UT has been working hard to limit consumption, and through these efforts, UT consumes 17 percent less water than it did in 2006, Ontiveros said.

“The University uses water for its cooling systems, and by capturing the condensation from [them], we have been able to save about 39 million gallons of water,” Ontiveros said. “Additionally, the University makes all of its own electricity, and water is used in our energy manufacturing process. Cleaner and more efficient energy production at UT means less water consumption.”

He said the University has also made water conservation efforts such as shutting off campus fountains and limiting irrigation, but there is only so much the University can do to conserve water.

“Even though we do a lot of things to reduce water consumption, the campus still uses a lot of water,” Ontiveros said. “There is not much else you can do when you have 70,000 people on campus.”

Ontiveros said the University has a responsibility to use its resources wisely, which it is seeking to uphold.

“The campus is trying to be a good steward and do the right thing,” Ontiveros said. “We have always said that whatever we don’t spend on utilities, we can spend on academics.” 

Printed on Wednesday, November 2, 2011 as: Austin Water raises rates, utility costs up for some

Record levels of electricity use in Texas last week led to concerns about possible statewide rolling blackouts, but such an event would not affect UT because the campus runs its own power grid.

The Electric Reliability Council of Texas, which supplies about 85 percent of the state’s electricity, required several large industrial customers to shut down Thursday when the state set a new demand record at 68,294 megawatts during peak hours Wednesday.

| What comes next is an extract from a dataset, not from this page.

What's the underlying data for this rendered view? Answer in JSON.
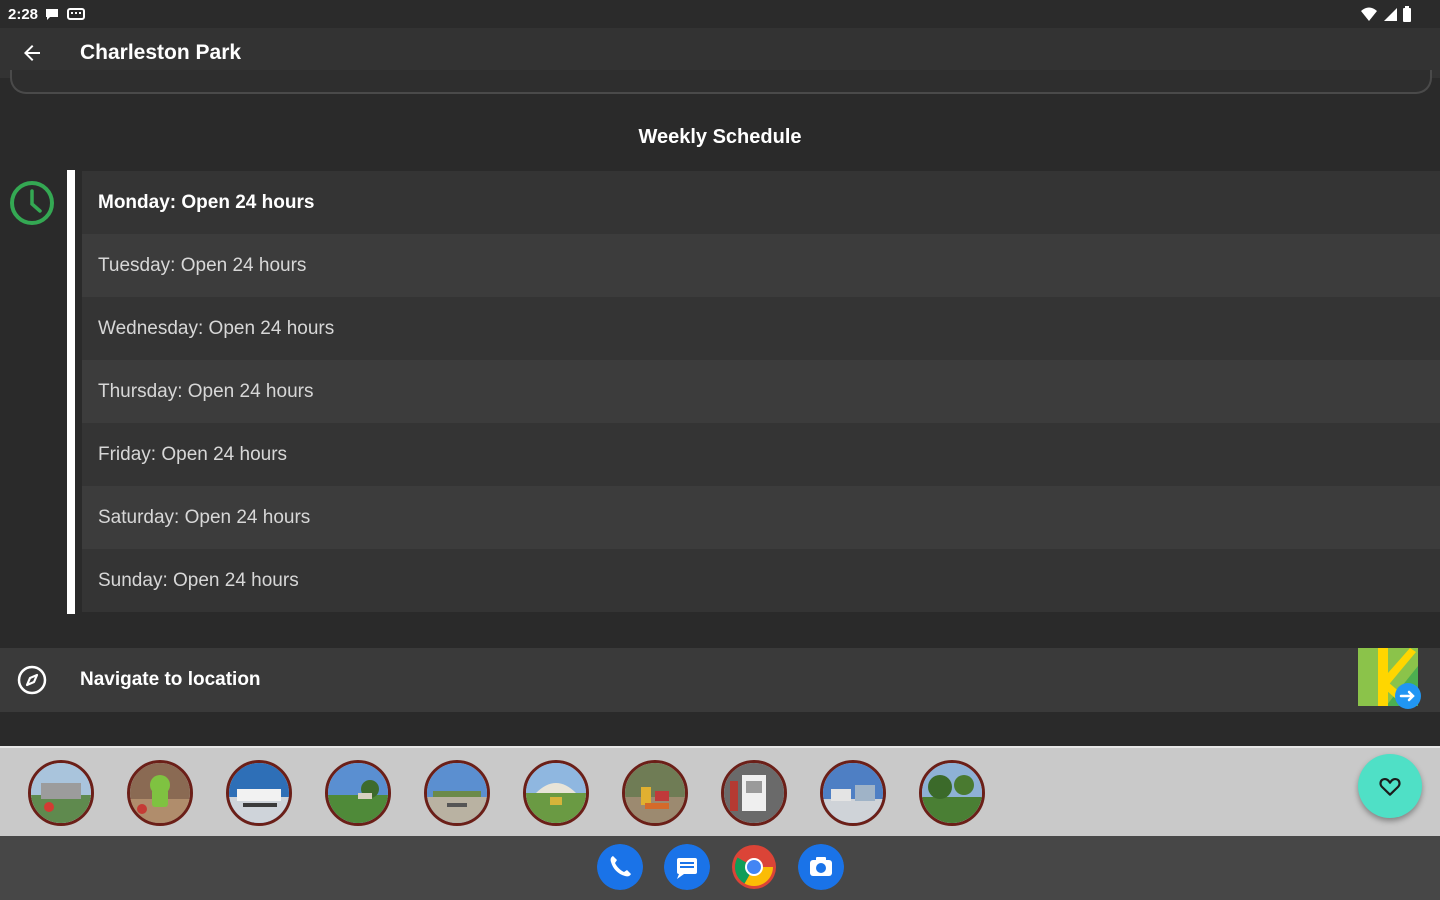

The company canceled a power watch Friday in response to reduced demand.

Dottie Roark, a spokeswoman for the council, said high demand could continue if record temperatures persist. The council instituted blackouts in February after extreme cold temperatures led to increased energy use. In high temperatures, people run more air conditioning, which she said strains power generation units.

“The drought is causing some units to have issues with the temperature of the coolant they use for their generation units, which means they may have to run at lower capacity,” Roark said in an email.

Rolling blackouts temporarily shut off power to prevent uncontrolled shutdowns, Roark said.

“Those massive blackouts are very hard to recover from and can take days or weeks to restore the units,” she said.

Juan Ontiveros, UT’s Utilities and Energy Management executive director, said lack of wind, which helps supply the council’s power, has contributed to the company’s difficulties during the heat wave.

“Part of their capacity comes from wind,” Ontiveros said. “One of the problems with high temperatures is that in high temperatures you don’t get wind.”

Ontiveros said the UT power plant provides most buildings on the main campus with electricity, but does not power the Pickle Research Campus. Neither the main campus nor the Pickle Research Campus experienced significant problems when the council last required blackouts Feb. 2.

The UT power grid has not had large increases in demand for this time of year like the city and state, Ontiveros said. If it became necessary to reduce power, the University would turn off the cooling system while chillers would maintain the temperature. A 4-million-gallon cold water storage tank next to the San Jacinto Garage could supply cooling for up to four hours. The University could also use the statewide grid, if necessary.

“We produce all of the power that we need, but we’re connected to [the council],” Ontiveros said.

Austin Energy reached a record in peak electricity usage at 2,685 megawatts Tuesday, said Leslie Sopko, Austin Energy spokeswoman. If asked to shed usage by the Electric Reliability Council of Texas, the utility would institute blackouts for 10 minutes at a time through 71 of its circuits, while 318 circuits would remain, maintaining emergency services and hospitals.

“We don’t cut off those circuits because those are critical services that we need to keep the lights on,” Sopko said.

Printed on Monday, August 8th, 2011 as: Statewide blackouts feared possible after record electricity use